- Work required -
Should any entry include an image, skip the image and copy the entry exactly.

*** Opening of Material shown ***

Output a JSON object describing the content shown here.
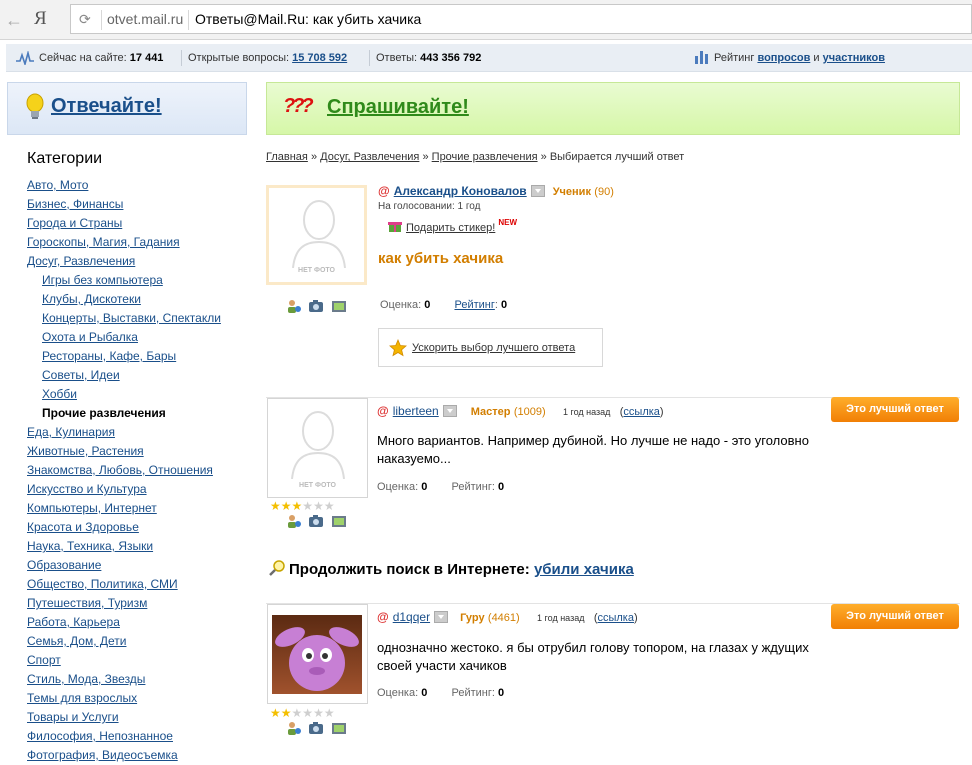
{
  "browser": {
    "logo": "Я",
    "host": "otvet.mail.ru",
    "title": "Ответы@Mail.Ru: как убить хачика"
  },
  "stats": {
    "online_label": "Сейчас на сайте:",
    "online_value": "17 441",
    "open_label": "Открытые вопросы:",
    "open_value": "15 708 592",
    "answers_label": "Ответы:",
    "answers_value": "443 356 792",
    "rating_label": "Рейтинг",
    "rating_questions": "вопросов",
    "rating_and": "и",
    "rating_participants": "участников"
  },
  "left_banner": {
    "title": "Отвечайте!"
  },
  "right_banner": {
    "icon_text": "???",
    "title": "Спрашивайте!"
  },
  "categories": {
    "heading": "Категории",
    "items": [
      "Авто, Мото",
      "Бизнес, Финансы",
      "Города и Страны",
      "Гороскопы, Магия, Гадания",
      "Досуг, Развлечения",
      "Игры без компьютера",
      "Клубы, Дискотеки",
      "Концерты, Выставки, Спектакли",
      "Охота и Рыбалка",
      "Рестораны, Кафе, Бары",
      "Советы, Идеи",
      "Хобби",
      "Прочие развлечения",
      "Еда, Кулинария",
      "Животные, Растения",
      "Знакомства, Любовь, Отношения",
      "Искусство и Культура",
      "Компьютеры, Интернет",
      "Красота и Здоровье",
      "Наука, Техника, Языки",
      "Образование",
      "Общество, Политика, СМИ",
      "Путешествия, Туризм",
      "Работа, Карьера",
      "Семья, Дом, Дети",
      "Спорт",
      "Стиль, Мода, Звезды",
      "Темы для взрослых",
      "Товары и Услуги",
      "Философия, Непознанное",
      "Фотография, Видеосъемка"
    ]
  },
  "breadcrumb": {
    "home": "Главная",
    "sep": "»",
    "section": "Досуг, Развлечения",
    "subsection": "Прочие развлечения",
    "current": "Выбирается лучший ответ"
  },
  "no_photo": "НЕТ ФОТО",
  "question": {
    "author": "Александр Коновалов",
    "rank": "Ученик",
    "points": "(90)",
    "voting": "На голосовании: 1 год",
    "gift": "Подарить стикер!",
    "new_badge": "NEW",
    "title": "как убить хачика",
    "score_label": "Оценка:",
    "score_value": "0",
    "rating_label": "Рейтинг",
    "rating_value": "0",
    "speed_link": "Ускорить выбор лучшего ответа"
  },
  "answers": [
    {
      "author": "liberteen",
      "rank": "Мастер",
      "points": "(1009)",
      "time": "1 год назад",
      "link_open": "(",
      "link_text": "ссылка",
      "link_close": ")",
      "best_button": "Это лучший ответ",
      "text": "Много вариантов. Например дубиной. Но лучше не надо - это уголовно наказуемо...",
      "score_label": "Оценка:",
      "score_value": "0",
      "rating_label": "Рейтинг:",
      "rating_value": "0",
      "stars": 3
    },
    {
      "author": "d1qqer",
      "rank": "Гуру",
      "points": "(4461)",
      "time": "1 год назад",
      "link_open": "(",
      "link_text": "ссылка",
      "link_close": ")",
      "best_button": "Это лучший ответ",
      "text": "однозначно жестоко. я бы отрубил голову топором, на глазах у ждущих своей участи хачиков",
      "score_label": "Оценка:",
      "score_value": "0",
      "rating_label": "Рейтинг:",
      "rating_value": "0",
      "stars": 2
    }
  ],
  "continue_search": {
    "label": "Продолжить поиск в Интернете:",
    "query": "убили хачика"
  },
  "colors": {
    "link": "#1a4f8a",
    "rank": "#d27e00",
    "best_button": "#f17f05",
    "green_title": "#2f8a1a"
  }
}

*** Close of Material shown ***

- Task output -
Output a JSON object describing the content shown here.
{
  "browser": {
    "logo": "Я",
    "host": "otvet.mail.ru",
    "title": "Ответы@Mail.Ru: как убить хачика"
  },
  "stats": {
    "online_label": "Сейчас на сайте:",
    "online_value": "17 441",
    "open_label": "Открытые вопросы:",
    "open_value": "15 708 592",
    "answers_label": "Ответы:",
    "answers_value": "443 356 792",
    "rating_label": "Рейтинг",
    "rating_questions": "вопросов",
    "rating_and": "и",
    "rating_participants": "участников"
  },
  "left_banner": {
    "title": "Отвечайте!"
  },
  "right_banner": {
    "icon_text": "???",
    "title": "Спрашивайте!"
  },
  "categories": {
    "heading": "Категории",
    "items": [
      "Авто, Мото",
      "Бизнес, Финансы",
      "Города и Страны",
      "Гороскопы, Магия, Гадания",
      "Досуг, Развлечения",
      "Игры без компьютера",
      "Клубы, Дискотеки",
      "Концерты, Выставки, Спектакли",
      "Охота и Рыбалка",
      "Рестораны, Кафе, Бары",
      "Советы, Идеи",
      "Хобби",
      "Прочие развлечения",
      "Еда, Кулинария",
      "Животные, Растения",
      "Знакомства, Любовь, Отношения",
      "Искусство и Культура",
      "Компьютеры, Интернет",
      "Красота и Здоровье",
      "Наука, Техника, Языки",
      "Образование",
      "Общество, Политика, СМИ",
      "Путешествия, Туризм",
      "Работа, Карьера",
      "Семья, Дом, Дети",
      "Спорт",
      "Стиль, Мода, Звезды",
      "Темы для взрослых",
      "Товары и Услуги",
      "Философия, Непознанное",
      "Фотография, Видеосъемка"
    ]
  },
  "breadcrumb": {
    "home": "Главная",
    "sep": "»",
    "section": "Досуг, Развлечения",
    "subsection": "Прочие развлечения",
    "current": "Выбирается лучший ответ"
  },
  "no_photo": "НЕТ ФОТО",
  "question": {
    "author": "Александр Коновалов",
    "rank": "Ученик",
    "points": "(90)",
    "voting": "На голосовании: 1 год",
    "gift": "Подарить стикер!",
    "new_badge": "NEW",
    "title": "как убить хачика",
    "score_label": "Оценка:",
    "score_value": "0",
    "rating_label": "Рейтинг",
    "rating_value": "0",
    "speed_link": "Ускорить выбор лучшего ответа"
  },
  "answers": [
    {
      "author": "liberteen",
      "rank": "Мастер",
      "points": "(1009)",
      "time": "1 год назад",
      "link_open": "(",
      "link_text": "ссылка",
      "link_close": ")",
      "best_button": "Это лучший ответ",
      "text": "Много вариантов. Например дубиной. Но лучше не надо - это уголовно наказуемо...",
      "score_label": "Оценка:",
      "score_value": "0",
      "rating_label": "Рейтинг:",
      "rating_value": "0",
      "stars": 3
    },
    {
      "author": "d1qqer",
      "rank": "Гуру",
      "points": "(4461)",
      "time": "1 год назад",
      "link_open": "(",
      "link_text": "ссылка",
      "link_close": ")",
      "best_button": "Это лучший ответ",
      "text": "однозначно жестоко. я бы отрубил голову топором, на глазах у ждущих своей участи хачиков",
      "score_label": "Оценка:",
      "score_value": "0",
      "rating_label": "Рейтинг:",
      "rating_value": "0",
      "stars": 2
    }
  ],
  "continue_search": {
    "label": "Продолжить поиск в Интернете:",
    "query": "убили хачика"
  },
  "colors": {
    "link": "#1a4f8a",
    "rank": "#d27e00",
    "best_button": "#f17f05",
    "green_title": "#2f8a1a"
  }
}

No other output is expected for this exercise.